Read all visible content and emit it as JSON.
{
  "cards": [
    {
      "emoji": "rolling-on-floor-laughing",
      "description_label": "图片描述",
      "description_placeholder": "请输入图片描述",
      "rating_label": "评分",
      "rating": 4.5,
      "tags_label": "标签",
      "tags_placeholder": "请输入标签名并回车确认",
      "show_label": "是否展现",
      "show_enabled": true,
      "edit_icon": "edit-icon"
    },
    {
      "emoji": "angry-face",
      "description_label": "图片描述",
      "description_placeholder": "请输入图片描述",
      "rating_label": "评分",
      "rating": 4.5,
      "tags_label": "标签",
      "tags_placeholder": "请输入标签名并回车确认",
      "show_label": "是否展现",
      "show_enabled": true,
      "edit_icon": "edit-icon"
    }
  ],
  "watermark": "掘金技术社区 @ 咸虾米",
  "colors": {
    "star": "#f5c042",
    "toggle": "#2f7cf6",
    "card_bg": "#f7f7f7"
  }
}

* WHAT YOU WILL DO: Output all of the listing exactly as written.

* EXERCISE RESPONSE:
Read all visible content and emit it as JSON.
{
  "cards": [
    {
      "emoji": "rolling-on-floor-laughing",
      "description_label": "图片描述",
      "description_placeholder": "请输入图片描述",
      "rating_label": "评分",
      "rating": 4.5,
      "tags_label": "标签",
      "tags_placeholder": "请输入标签名并回车确认",
      "show_label": "是否展现",
      "show_enabled": true,
      "edit_icon": "edit-icon"
    },
    {
      "emoji": "angry-face",
      "description_label": "图片描述",
      "description_placeholder": "请输入图片描述",
      "rating_label": "评分",
      "rating": 4.5,
      "tags_label": "标签",
      "tags_placeholder": "请输入标签名并回车确认",
      "show_label": "是否展现",
      "show_enabled": true,
      "edit_icon": "edit-icon"
    }
  ],
  "watermark": "掘金技术社区 @ 咸虾米",
  "colors": {
    "star": "#f5c042",
    "toggle": "#2f7cf6",
    "card_bg": "#f7f7f7"
  }
}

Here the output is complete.